            Here, appellant argues that the district court’s exclusion of his witness’s testimony as hearsay was error because the victim’s out-of-court statement was offered to show her bias, rather than for its truth.  The record indicates that upon respondent’s hearsay objection to the testimony, the judge called counsel to the bench and an off-the-record conversation was held, after which the court sustained respondent’s objection.  There is no record of appellant’s response to the hearsay objection or any indication that appellant made an offer of proof concerning the testimony.  Therefore we cannot say, based on this record, that the district court abused its discretion in excluding the testimony as hearsay.  Moreover, we reject appellant’s argument that it is clear from the context that the statement was offered for impeachment purposes, rather than for the truth of the matter asserted.  We conclude that the district court was within its discretion in excluding the defense witness’s testimony as hearsay.


Pursuant to Minn. R. Crim. P. 17.03, subd. 3(1) (2000), “[O]n motion of the prosecuting attorney or the defendant, the court shall sever offenses or charges” if certain factors are present.  Id. (emphasis added).  Generally, failure to object to the joining of charges at trial constitutes a waiver of that issue.  State v. Hudson, 281 N.W.2d 870, 873 (Minn. 1979) (citing State v. Moore, 274 N.W.2d 505, 506 (Minn. 1979), both holding that the failure to move for severance of charges waives the issue unless the defendant can show good cause for relief).

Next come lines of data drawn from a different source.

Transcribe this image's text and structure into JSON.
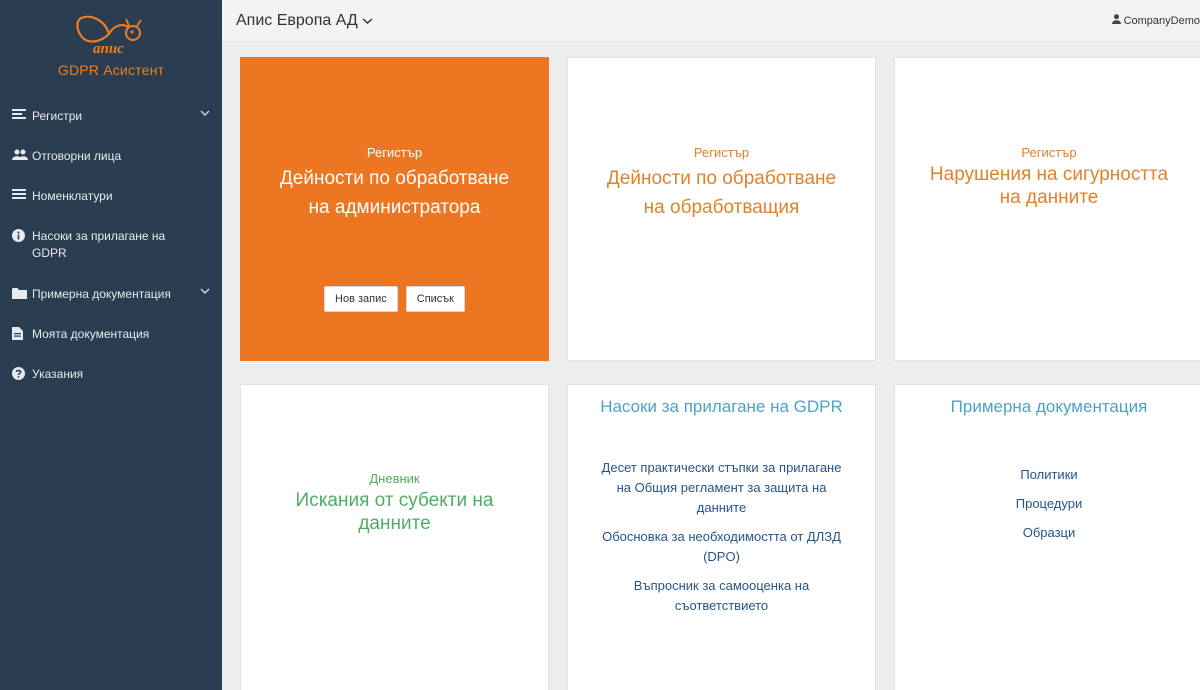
{
  "brand": {
    "logo_text": "апис",
    "title": "GDPR Асистент",
    "accent": "#ef7d22"
  },
  "sidebar": {
    "items": [
      {
        "icon": "list-icon",
        "label": "Регистри",
        "has_chevron": true
      },
      {
        "icon": "users-icon",
        "label": "Отговорни лица"
      },
      {
        "icon": "bars-icon",
        "label": "Номенклатури"
      },
      {
        "icon": "info-circle-icon",
        "label": "Насоки за прилагане на GDPR"
      },
      {
        "icon": "folder-icon",
        "label": "Примерна документация",
        "has_chevron": true
      },
      {
        "icon": "file-icon",
        "label": "Моята документация"
      },
      {
        "icon": "question-circle-icon",
        "label": "Указания"
      }
    ]
  },
  "header": {
    "company": "Апис Европа АД",
    "user": "CompanyDemo"
  },
  "cards": {
    "controller": {
      "pre": "Регистър",
      "title_line1": "Дейности по обработване",
      "title_line2": "на администратора",
      "btn_new": "Нов запис",
      "btn_list": "Списък"
    },
    "processor": {
      "pre": "Регистър",
      "title_line1": "Дейности по обработване",
      "title_line2": "на обработващия"
    },
    "breaches": {
      "pre": "Регистър",
      "title_line1": "Нарушения на сигурността",
      "title_line2": "на данните"
    },
    "requests": {
      "pre": "Дневник",
      "title_line1": "Искания от субекти на",
      "title_line2": "данните"
    },
    "guidance": {
      "title": "Насоки за прилагане на GDPR",
      "links": [
        {
          "l1": "Десет практически стъпки за прилагане",
          "l2": "на Общия регламент за защита на",
          "l3": "данните"
        },
        {
          "l1": "Обосновка за необходимостта от ДЛЗД",
          "l2": "(DPO)"
        },
        {
          "l1": "Въпросник за самооценка на",
          "l2": "съответствието"
        }
      ]
    },
    "samples": {
      "title": "Примерна документация",
      "links": [
        "Политики",
        "Процедури",
        "Образци"
      ]
    }
  }
}
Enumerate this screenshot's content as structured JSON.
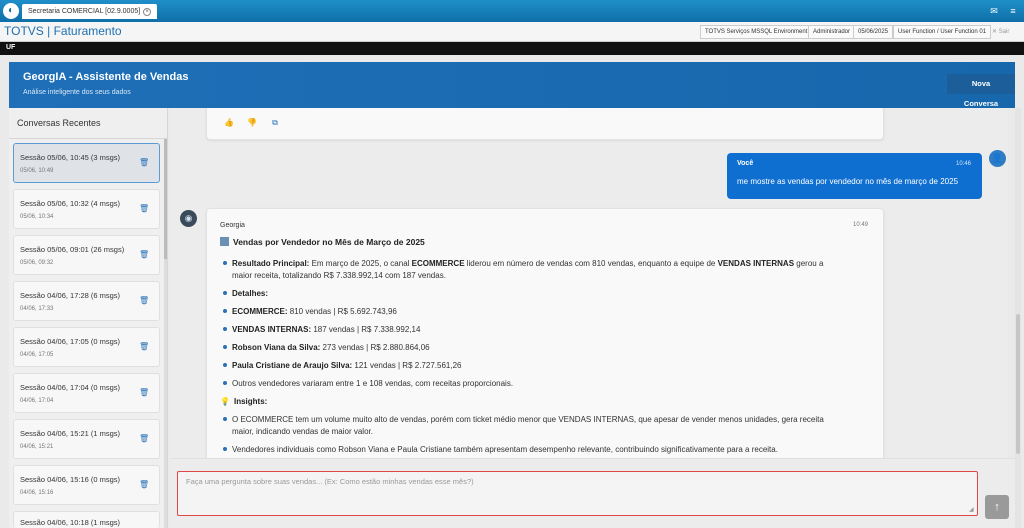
{
  "window": {
    "tab_label": "Secretaria COMERCIAL [02.9.0005]",
    "app_title": "TOTVS | Faturamento",
    "info": {
      "environment": "TOTVS Serviços MSSQL Environment",
      "user": "Administrador",
      "date": "05/06/2025",
      "function": "User Function / User Function 01",
      "close_label": "Sair"
    },
    "toolbar_label": "UF"
  },
  "header": {
    "title": "GeorgIA - Assistente de Vendas",
    "subtitle": "Análise inteligente dos seus dados",
    "new_conversation": "Nova Conversa"
  },
  "sidebar": {
    "title": "Conversas Recentes",
    "sessions": [
      {
        "title": "Sessão 05/06, 10:45 (3 msgs)",
        "date": "05/06, 10:49"
      },
      {
        "title": "Sessão 05/06, 10:32 (4 msgs)",
        "date": "05/06, 10:34"
      },
      {
        "title": "Sessão 05/06, 09:01 (26 msgs)",
        "date": "05/06, 09:32"
      },
      {
        "title": "Sessão 04/06, 17:28 (6 msgs)",
        "date": "04/06, 17:33"
      },
      {
        "title": "Sessão 04/06, 17:05 (0 msgs)",
        "date": "04/06, 17:05"
      },
      {
        "title": "Sessão 04/06, 17:04 (0 msgs)",
        "date": "04/06, 17:04"
      },
      {
        "title": "Sessão 04/06, 15:21 (1 msgs)",
        "date": "04/06, 15:21"
      },
      {
        "title": "Sessão 04/06, 15:16 (0 msgs)",
        "date": "04/06, 15:16"
      },
      {
        "title": "Sessão 04/06, 10:18 (1 msgs)",
        "date": ""
      }
    ]
  },
  "chat": {
    "user_message": {
      "name": "Você",
      "time": "10:46",
      "text": "me mostre as vendas por vendedor no mês de março de 2025"
    },
    "bot_message": {
      "name": "Georgia",
      "time": "10:49",
      "heading": "Vendas por Vendedor no Mês de Março de 2025",
      "result_label": "Resultado Principal:",
      "result_text_1": " Em março de 2025, o canal ",
      "result_bold_1": "ECOMMERCE",
      "result_text_2": " liderou em número de vendas com 810 vendas, enquanto a equipe de ",
      "result_bold_2": "VENDAS INTERNAS",
      "result_text_3": " gerou a",
      "result_text_4": "maior receita, totalizando R$ 7.338.992,14 com 187 vendas.",
      "details_label": "Detalhes:",
      "details": [
        {
          "name": "ECOMMERCE:",
          "value": " 810 vendas | R$ 5.692.743,96"
        },
        {
          "name": "VENDAS INTERNAS:",
          "value": " 187 vendas | R$ 7.338.992,14"
        },
        {
          "name": "Robson Viana da Silva:",
          "value": " 273 vendas | R$ 2.880.864,06"
        },
        {
          "name": "Paula Cristiane de Araujo Silva:",
          "value": " 121 vendas | R$ 2.727.561,26"
        }
      ],
      "others": "Outros vendedores variaram entre 1 e 108 vendas, com receitas proporcionais.",
      "insights_label": "Insights:",
      "insight_1a": "O ECOMMERCE tem um volume muito alto de vendas, porém com ticket médio menor que VENDAS INTERNAS, que apesar de vender menos unidades, gera receita",
      "insight_1b": "maior, indicando vendas de maior valor.",
      "insight_2": "Vendedores individuais como Robson Viana e Paula Cristiane também apresentam desempenho relevante, contribuindo significativamente para a receita."
    }
  },
  "input": {
    "placeholder": "Faça uma pergunta sobre suas vendas... (Ex: Como estão minhas vendas esse mês?)"
  },
  "colors": {
    "accent": "#1f6fb8",
    "user_bubble": "#0f6fd0",
    "input_border": "#e04848"
  }
}
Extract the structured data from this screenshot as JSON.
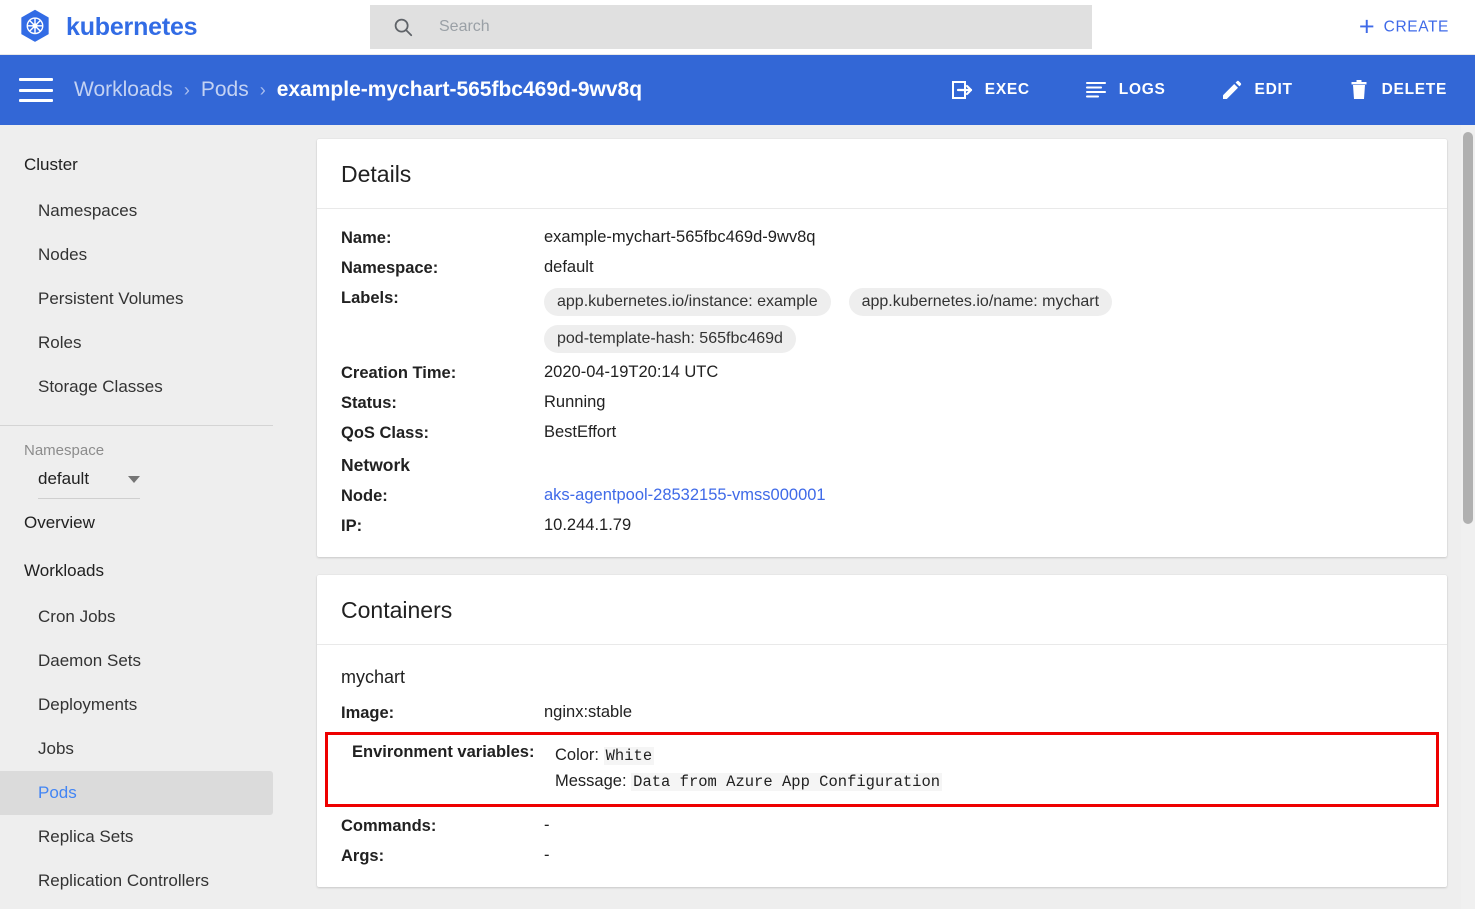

            Appellant was aware from the moment the complaint against him was filed that respondent intended to try him for all three offenses at once.  Had appellant made a motion for severance before trial, the district court would have been required to apply the standards of Minn. R. Crim. P. 17.03 to determine whether the August 2000 offense could properly be tried along with the March 2001 offenses.  But appellant made no motion to sever or any other objection to the joinder.  Rather, on appeal he contends the district court committed plain error in failing to sua sponte sever the offenses for trial.  We disagree.

There is nothing in the record indicating why appellant did not object to the joinder.  Thus, as the supreme court noted in Moore, it may have been “a deliberate decision by the defense counsel based on reasons of strategy.”  Moore, 274 N.W.2d at 507.  Thus, on this record we cannot say it was plain error for the district court not to sever the charges sua sponte.


            Finally, appellant argues that because of cumulative errors he was denied his right to a fair trial.  We disagree.  First, as noted above, neither the hearsay exclusion nor the joinder of offenses was error.  Thus, appellant is left with his claim that the jury improperly received information from the lid of an evidence box that prejudiced the jury’s deliberations and, consequently, his trial.  First, appellant has not demonstrated that he was prejudiced by this mistake.  But even if there was prejudicial error, appellant waived this issue at trial.  Upon discovering the improper information, the court and both counsel discussed this matter and reached an agreement on how to proceed.  Because appellant never objected to how the court decided to proceed, this issue is not properly before us on appeal.